Article

Slavery and the Pursuit of Freedom in 16th-Century Santo Domingo  

Richard Lee Turits

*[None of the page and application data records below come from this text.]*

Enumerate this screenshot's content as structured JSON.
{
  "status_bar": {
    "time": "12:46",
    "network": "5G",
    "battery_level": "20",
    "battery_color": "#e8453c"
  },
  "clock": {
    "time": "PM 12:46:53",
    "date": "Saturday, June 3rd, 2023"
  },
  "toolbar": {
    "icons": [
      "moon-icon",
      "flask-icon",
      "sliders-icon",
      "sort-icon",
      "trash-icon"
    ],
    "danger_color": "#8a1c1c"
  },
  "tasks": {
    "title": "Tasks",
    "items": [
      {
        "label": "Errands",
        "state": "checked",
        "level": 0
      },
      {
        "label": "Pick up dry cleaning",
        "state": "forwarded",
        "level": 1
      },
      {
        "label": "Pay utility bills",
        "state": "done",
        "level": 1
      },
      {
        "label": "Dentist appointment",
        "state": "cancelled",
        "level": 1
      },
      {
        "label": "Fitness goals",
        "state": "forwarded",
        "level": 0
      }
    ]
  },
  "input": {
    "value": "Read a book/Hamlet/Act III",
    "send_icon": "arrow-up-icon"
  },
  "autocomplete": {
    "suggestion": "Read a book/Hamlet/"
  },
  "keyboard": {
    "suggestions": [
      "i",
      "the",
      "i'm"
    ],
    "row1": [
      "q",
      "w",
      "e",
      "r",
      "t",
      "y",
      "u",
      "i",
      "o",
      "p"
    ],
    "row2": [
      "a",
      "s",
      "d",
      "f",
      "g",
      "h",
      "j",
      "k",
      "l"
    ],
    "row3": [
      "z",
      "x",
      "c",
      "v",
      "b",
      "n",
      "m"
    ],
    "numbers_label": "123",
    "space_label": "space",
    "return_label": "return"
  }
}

In the past, scholars of Latin America often assumed that Spanish colonists abandoned the Caribbean for the bullion riches of Mexico and Peru almost immediately after their conquest, while many Caribbeanists have imagined that Barbados, colonized by the British in the mid-1600s, was the “first black slave society.” Yet, in fact, more than a century earlier in the colony of Santo Domingo (then officially known as la Isla Española or simply la Española), European colonists built the first major American plantation economy and society made up mostly of enslaved people. Those held in chains on the island reached into the tens of thousands by the mid-1500s, and Santo Domingo became a pivotal crossroads in the early modern Atlantic. At first the enslaved population included thousands of people the Spanish called “Indians,” taken from other parts of the Caribbean and the Americas, and even an occasional enslaved person of European (Orthodox Christian or Muslim) descent. But after the mid-1500s slavery in Santo Domingo became isolated to people of African descent. This contrasted with the preexisting demography of slavery in southern Europe, where the enslaved were of more diverse geographic origins. Santo Domingo thus initiated a trajectory of racial and plantation slavery whose contours would shape the course of history in the Americas overall. Santo Domingo’s slave-based economy would also, though, be the first to collapse, at the end of the 16th century, partly because of sustained resistance by the enslaved—their continual escape and rebellion—that was costly for planters. The enslaved had composed most of society in the prior century. Now the majority were escaped and, to a lesser extent, freed slaves, living with substantial autonomy as independent peasants dispersed across the countryside. These themes are illuminated through an exploration of one of the earliest freedom suits in the Americas. This suit was won on appeal in Santo Domingo in 1531 through remarkable transatlantic collaboration by family members and sailors as well as through the evident power of notarized documents in the Spanish Empire.